Whether it is a multinational organisation or SME business, it is usually the tax department which adopts change last. This statement may have been true in the past, but in recent times tax departments have been at the cutting edge of technology transformation with the aim of reducing close times, handling multiple stakeholders more efficiently and collecting reams of data more accurately and with less touch points.
What has driven the move to technology? The trend in the last few years has been leaner tax teams, though no reduction in emphasis on tax compliance. Global trends in tax compliance and transparency have also driven the growing desire of businesses to consume more information faster and push out that information in meaningful reporting to a multitude of internal and external stakeholders. This has impacted the way the tax department delivers and reports on information, driving the shift of the tax accountant to embrace technology as a partner to the business.

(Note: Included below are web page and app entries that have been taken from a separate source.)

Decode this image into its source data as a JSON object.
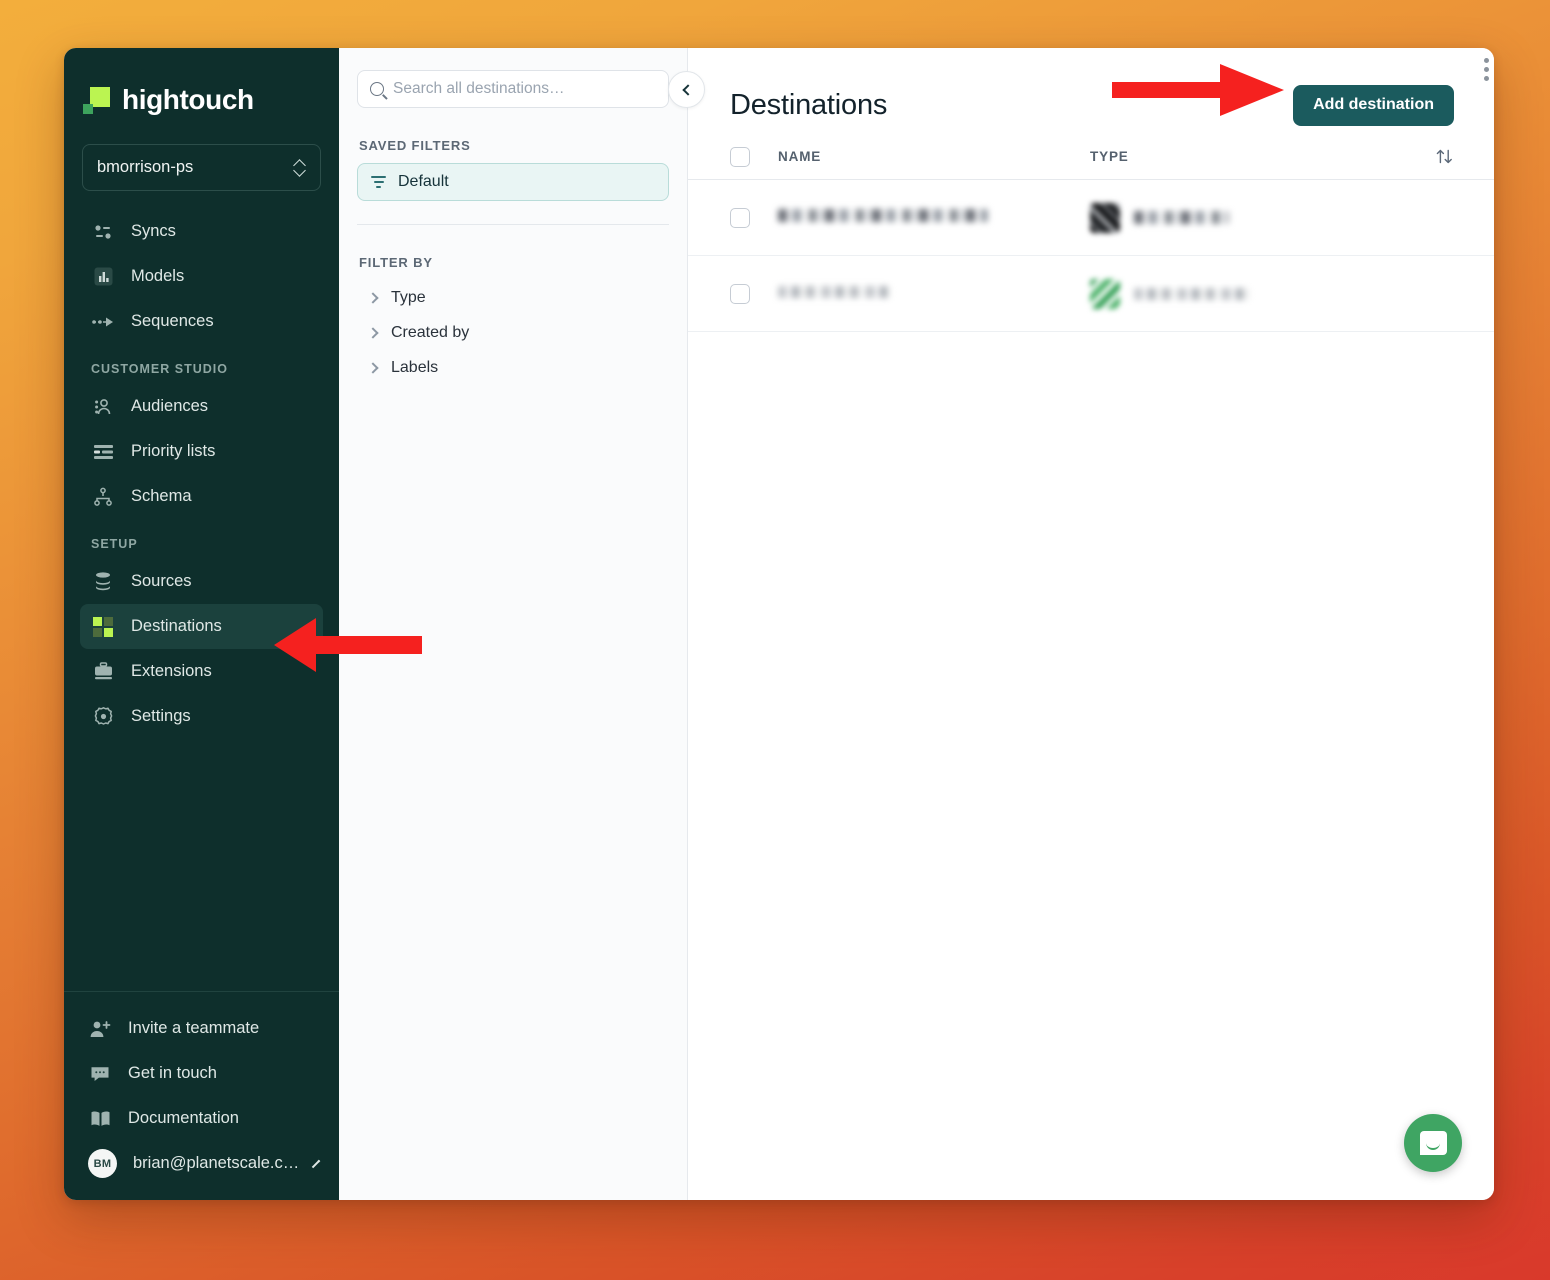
{
  "brand": {
    "name": "hightouch",
    "logo_colors": {
      "primary": "#bbf451",
      "secondary": "#3da35d"
    },
    "sidebar_bg": "#0e2f2c",
    "accent_teal": "#1b5b5e"
  },
  "sidebar": {
    "workspace": {
      "name": "bmorrison-ps",
      "icon": "chevron-updown-icon"
    },
    "primary_items": [
      {
        "label": "Syncs",
        "icon": "syncs-icon",
        "active": false
      },
      {
        "label": "Models",
        "icon": "models-icon",
        "active": false
      },
      {
        "label": "Sequences",
        "icon": "sequences-icon",
        "active": false
      }
    ],
    "sections": [
      {
        "label": "CUSTOMER STUDIO",
        "items": [
          {
            "label": "Audiences",
            "icon": "audiences-icon",
            "active": false
          },
          {
            "label": "Priority lists",
            "icon": "priority-lists-icon",
            "active": false
          },
          {
            "label": "Schema",
            "icon": "schema-icon",
            "active": false
          }
        ]
      },
      {
        "label": "SETUP",
        "items": [
          {
            "label": "Sources",
            "icon": "sources-icon",
            "active": false
          },
          {
            "label": "Destinations",
            "icon": "destinations-icon",
            "active": true
          },
          {
            "label": "Extensions",
            "icon": "extensions-icon",
            "active": false
          },
          {
            "label": "Settings",
            "icon": "settings-gear-icon",
            "active": false
          }
        ]
      }
    ],
    "footer": [
      {
        "label": "Invite a teammate",
        "icon": "user-plus-icon"
      },
      {
        "label": "Get in touch",
        "icon": "chat-icon"
      },
      {
        "label": "Documentation",
        "icon": "book-icon"
      }
    ],
    "account": {
      "initials": "BM",
      "email": "brian@planetscale.c…",
      "icon": "chevron-right-icon"
    }
  },
  "filter_panel": {
    "search": {
      "placeholder": "Search all destinations…",
      "value": "",
      "icon": "search-icon"
    },
    "saved_filters_label": "SAVED FILTERS",
    "saved_filters": [
      {
        "label": "Default",
        "icon": "filter-icon",
        "selected": true
      }
    ],
    "filter_by_label": "FILTER BY",
    "filter_groups": [
      {
        "label": "Type",
        "icon": "chevron-right-icon",
        "expanded": false
      },
      {
        "label": "Created by",
        "icon": "chevron-right-icon",
        "expanded": false
      },
      {
        "label": "Labels",
        "icon": "chevron-right-icon",
        "expanded": false
      }
    ],
    "collapse_button": {
      "icon": "chevron-left-icon"
    }
  },
  "main": {
    "title": "Destinations",
    "add_button": {
      "label": "Add destination"
    },
    "table": {
      "columns": [
        "NAME",
        "TYPE"
      ],
      "sort_icon": "sort-updown-icon",
      "select_all_checkbox": false,
      "rows": [
        {
          "name": "",
          "name_redacted": true,
          "type": "",
          "type_redacted": true,
          "type_logo": "dark-logo",
          "selected": false
        },
        {
          "name": "",
          "name_redacted": true,
          "type": "",
          "type_redacted": true,
          "type_logo": "green-logo",
          "selected": false
        }
      ]
    }
  },
  "widgets": {
    "intercom_launcher": {
      "icon": "chat-bubble-icon",
      "color": "#3fa563"
    },
    "drag_handle": {
      "icon": "drag-dots-icon"
    }
  },
  "annotations": [
    {
      "name": "arrow-to-add-destination",
      "color": "#f5211f",
      "points_to": "Add destination"
    },
    {
      "name": "arrow-to-destinations-nav",
      "color": "#f5211f",
      "points_to": "Destinations"
    }
  ]
}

A change within the ATO – ‘The ideal experience’
There is a change occurring within the ATO as well. There has been a recognition that the ATO can no longer aim to just meet taxpayer needs, it needs to exceed taxpayer expectations in light of the changes in the current landscape on information transparency and shifts in local and global reporting requirements. This ‘re-branding’ of sorts is shaped around building a better understanding of taxpayer risk profiles and providing a new level of service that challenges the ATO’s traditional perception that ‘every taxpayer is a risk’.

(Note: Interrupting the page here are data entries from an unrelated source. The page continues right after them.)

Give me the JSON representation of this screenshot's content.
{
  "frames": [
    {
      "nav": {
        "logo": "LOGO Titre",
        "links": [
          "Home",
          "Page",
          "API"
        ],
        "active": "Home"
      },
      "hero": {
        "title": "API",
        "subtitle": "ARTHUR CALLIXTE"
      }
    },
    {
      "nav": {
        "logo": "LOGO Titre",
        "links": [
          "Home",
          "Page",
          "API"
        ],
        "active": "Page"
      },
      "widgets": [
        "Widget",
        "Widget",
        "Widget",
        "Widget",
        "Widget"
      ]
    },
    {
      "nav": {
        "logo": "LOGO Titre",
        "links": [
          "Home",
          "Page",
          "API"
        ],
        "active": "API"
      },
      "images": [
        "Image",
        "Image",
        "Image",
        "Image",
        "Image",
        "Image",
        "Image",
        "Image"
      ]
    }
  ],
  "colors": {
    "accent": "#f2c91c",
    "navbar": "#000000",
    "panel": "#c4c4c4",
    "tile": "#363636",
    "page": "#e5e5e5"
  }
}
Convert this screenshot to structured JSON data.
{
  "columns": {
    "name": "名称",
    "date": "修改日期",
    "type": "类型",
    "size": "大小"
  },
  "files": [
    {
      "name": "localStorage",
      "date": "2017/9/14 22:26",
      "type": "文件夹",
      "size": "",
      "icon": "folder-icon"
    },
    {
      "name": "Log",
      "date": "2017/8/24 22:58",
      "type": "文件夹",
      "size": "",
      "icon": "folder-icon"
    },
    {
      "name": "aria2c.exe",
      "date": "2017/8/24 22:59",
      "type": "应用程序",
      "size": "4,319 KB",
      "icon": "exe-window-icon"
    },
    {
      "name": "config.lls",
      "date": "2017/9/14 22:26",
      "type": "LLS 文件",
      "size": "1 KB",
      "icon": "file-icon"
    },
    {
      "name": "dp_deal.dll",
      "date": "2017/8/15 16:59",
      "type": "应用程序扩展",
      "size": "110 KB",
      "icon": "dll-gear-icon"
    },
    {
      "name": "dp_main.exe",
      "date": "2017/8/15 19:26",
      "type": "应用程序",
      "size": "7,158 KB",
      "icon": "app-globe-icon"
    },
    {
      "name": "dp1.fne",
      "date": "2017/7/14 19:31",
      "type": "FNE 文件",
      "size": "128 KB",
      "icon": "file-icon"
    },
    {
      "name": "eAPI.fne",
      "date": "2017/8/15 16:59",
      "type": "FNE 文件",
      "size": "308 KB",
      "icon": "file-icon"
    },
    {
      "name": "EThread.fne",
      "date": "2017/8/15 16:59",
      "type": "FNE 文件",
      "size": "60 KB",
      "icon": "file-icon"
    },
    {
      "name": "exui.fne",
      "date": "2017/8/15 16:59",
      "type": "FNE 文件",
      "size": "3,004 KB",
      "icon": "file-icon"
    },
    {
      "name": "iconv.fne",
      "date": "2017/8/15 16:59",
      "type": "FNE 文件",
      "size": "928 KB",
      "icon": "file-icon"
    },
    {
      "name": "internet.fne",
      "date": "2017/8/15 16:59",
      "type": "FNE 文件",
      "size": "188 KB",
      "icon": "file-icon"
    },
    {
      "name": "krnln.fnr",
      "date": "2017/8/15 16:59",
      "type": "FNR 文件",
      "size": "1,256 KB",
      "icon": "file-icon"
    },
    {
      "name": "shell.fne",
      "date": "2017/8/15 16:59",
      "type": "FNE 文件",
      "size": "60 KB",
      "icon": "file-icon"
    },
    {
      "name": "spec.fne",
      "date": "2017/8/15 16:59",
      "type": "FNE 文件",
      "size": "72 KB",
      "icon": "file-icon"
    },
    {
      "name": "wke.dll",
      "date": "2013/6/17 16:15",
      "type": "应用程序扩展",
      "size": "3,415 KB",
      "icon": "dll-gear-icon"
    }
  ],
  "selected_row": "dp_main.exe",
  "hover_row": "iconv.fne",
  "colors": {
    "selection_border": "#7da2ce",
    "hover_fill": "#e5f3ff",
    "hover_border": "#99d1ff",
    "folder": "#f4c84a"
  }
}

It understands that to achieve this goal, a significant transformation of its internal process needs to occur. Delivery of integrated solutions and service have been identified as being paramount to achieving a more informed and better serviced taxpayer community.
It has been identified that collaboration and putting the customer first should not be viewed as askew with tax collection. Instead, it is recognised a more open attitude towards risk can drive improved voluntary compliance and greater transparency amongst the Australian taxpayer base. Resultantly the ATO has been driving a cultural shift within its ranks with the goal to improve service experience and also to meet the Australian taxpayer community with sensible risk management.
One pillar of this cultural change is what it calls smarter data. Smarter data is focused on meeting the needs of the taxpayer community faster and with more agility to create an environment that fosters voluntary compliance. This pillar leverages technology as a gateway to connect taxpayers using integrated systems that ‘just work’. The clear objective of the ATO’s Blueprint for Change document is the strategy to become more connected and less bureaucratic.
Ultimately, the aim is to present a confident image that the ATO is asking for the right information and acting on it in a timely manner, while on the flipside the taxpayer also understands what is expected from them. To quote the Blueprint for change document directly, ‘services through software ensures the right advice ‘just happens’ and reduces costs for clients of all sizes’.
Doing business better using technology
For Australian companies, technology has become strategic; it is no longer solely the realm of the IT department. Tax and finance teams are coming to the table to understand how they can benefit from technology and how their business can align more closely with peer organisations and the ATO. To achieve this, tax teams are evaluating their staff, processes, technology and data to reduce costs and time and looking for opportunities to work smarter.
Collecting information and reporting on taxes becomes infinitely easier when users aren’t spending time verifying and/or chasing down that information in a risk review or audit situation. Technology has become a significant part of integrated tax and finance teams because it has been acknowledged that accurate and timely information is hindered where that same data is hidden in emails, in complex formulas in MS Excel and on pieces of paper.
The transformation pathway
The ATO has set out a tailored engagement profile which identifies taxpayer ‘touch’ based on deemed indicators of risk. As part of improved voluntary compliance and the push to greater communication and transparency, the use of systems and software which assist companies to improve internal process and also the robustness of data reported on, define the ATO’s new program.
While the strategy has been set, it is up to both the ATO and the taxpayer community to find a common ground where they can work together to achieve a mutually agreeable result. Being highly connected and aligned to the goals and needs of both the ATO and the customers we serve, Thomson Reuters tax and accounting solutions are laying the foundation for tax and finance teams to build better processes and improve the way they report and push out data to stakeholders, including the ATO. For more information on how your team can leverage tailored compliance solutions click here or contact us on 1800 074 333.